MOINES, Iowa – Earlier this week, Newt Gingrich told an Isreali TV station the
Palestinians are an "invented" people out to destroy Israel, a
statement that prompted significant disagreement between the candidates in this
weekend's GOP debate on whether it is better to exercise "truth" or
"prudence" in the Middle East.
asked about the comment, Gingrich was completely unapologetic for his
ought to have the courage to tell the truth," Gingrich insisted. "[The
Palestinian power groups Fatah and Hamas] are terrorists. They teach terrorism
in their schools. They have textbooks that say, 'If there are 13 Jews and 9 Jews
are killed, how many Jews are left?' We pay for those textbooks through our aid
money. It's fundamentally time for somebody to have the guts to stand up and
say, 'Enough lying about the Middle East.'"
went on to say, "Is what I said factually correct? Yes. Is it historically
true? Yes. … The fact is, the Palestinian claim to a right of return is based
on a historically false story. Somebody ought to have the courage to go all the
way back to the 1921 League of Nations mandate for a Jewish homeland, point out
the context in which Israel came into existence, and 'Palestinian' did not
become a common term until after 1977. This is a propaganda war in which our
side refuses to engage. … You're not going to win in the long run if you're
afraid to stand firm and stand for the truth."
moderator George Stephanopoulos hinted that such bold words would "make
life more difficult for the Israelis."
would we know the difference?" Gingrich responded. "The Israelis are
getting rocketed every day. We're not making life more difficult.
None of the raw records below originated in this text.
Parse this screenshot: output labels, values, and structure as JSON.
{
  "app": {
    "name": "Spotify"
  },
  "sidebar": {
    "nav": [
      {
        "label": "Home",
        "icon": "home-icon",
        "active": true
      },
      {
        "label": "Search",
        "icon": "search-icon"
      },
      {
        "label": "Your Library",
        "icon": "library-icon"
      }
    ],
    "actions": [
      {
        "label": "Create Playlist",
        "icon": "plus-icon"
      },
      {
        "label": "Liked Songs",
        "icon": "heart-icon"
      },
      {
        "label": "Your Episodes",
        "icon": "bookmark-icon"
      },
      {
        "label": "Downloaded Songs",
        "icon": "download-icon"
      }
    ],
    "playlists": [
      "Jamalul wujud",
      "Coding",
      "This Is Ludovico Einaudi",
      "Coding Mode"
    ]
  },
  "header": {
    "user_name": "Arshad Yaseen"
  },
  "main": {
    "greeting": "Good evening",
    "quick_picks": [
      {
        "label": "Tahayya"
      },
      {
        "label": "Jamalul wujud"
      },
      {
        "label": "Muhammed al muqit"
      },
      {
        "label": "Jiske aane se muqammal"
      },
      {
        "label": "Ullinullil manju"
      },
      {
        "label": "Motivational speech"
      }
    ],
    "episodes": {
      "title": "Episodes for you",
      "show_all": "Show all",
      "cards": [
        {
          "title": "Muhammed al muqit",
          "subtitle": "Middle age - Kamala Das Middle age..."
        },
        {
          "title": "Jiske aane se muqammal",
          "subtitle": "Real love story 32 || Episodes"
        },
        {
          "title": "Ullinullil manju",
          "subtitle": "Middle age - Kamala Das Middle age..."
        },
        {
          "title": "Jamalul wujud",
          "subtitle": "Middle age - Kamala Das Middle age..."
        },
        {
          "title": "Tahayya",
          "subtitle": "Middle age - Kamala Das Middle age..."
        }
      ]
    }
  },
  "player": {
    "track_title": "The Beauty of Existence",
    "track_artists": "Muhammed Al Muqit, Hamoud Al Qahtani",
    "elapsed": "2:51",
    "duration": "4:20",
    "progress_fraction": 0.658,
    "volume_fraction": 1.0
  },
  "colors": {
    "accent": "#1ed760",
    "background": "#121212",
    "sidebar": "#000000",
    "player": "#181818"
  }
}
The Obama
administration's making life more difficult. … I feel quite confident an
amazing number of Israelis found it nice to have an American tell the truth
about the war they are in the middle of and the casualties they're taking and
the people who surround them who say, 'You do not have the right to exist, and
we want to destroy you.'"
of the other candidates on stage, however, suggested Gingrich overstepped
prudent foreign policy.
happen to agree with most of what the speaker said, except by going down and
saying the Palestinians are an 'invented' people," Romney asserted.
"That, I think, was a mistake on the speaker's part."
continued, "I think we're very wise to stand with our friends, Israel, and
not get out ahead of them. … Israel does not want us to make it more difficult
for them to sit down with the Palestinians. Ultimately, the Palestinians and the
Israelis are going to have to agree on how they're gonna settle differences
Paul took the criticism even further.
just stirring up trouble," Paul said of Gingrich's words. "And I
believe in a non-interventionist foreign policy. I don't think we should get in
the middle of these squabbles."
Santorum – who has been bluntly vocal about opposing Iran in the Middle East
and Islamic radicalism in the U.S. – stumbled through his response on stage,
but WND caught up with the candidate after the debate to clarify his position on
first priority of a candidate for president and president of the U.S. is to be
sided with the state of Israel," Santorum told WND, "and I would not
be making a statement of that nature that would clearly cause a stir in the
Middle East without first working with our allies to determine whether this was
something that was helpful or not.
not to say Gingrich is not factually correct," Santorum clarified,
"but there's a lot of factually correct things that may be, in fact,
counterproductive to inject into the dialogue.
would at least check with our allies to see whether they think that would be
helpful or not before I would launch into something like that," he
his continued defense, Gingrich asserted, "Sometimes it is helpful to have
a president of the United States with the courage to tell the truth, just as was
Ronald Reagan who went around his entire national security apparatus to call the
Soviet Union an 'evil empire' and who overruled his entire State Department in
order to say, 'Mr. Gorbachev, tear down this wall.' Reagan believed the power of
truth restated the world and reframed the world. I am a Reaganite, I'm proud to
be a Reaganite. I will tell the truth, even if it's at the risk of causing some
confusion sometimes with the timid."
asked, Rick Perry dismissed the controversy.
think this is a minor issue that the media is blowing way out of
proportion," Perry said. "We have a president of the United States who
has put the most muddled foreign policy in place that is causing the problems in
the Middle East. … This president is the problem, not something that Newt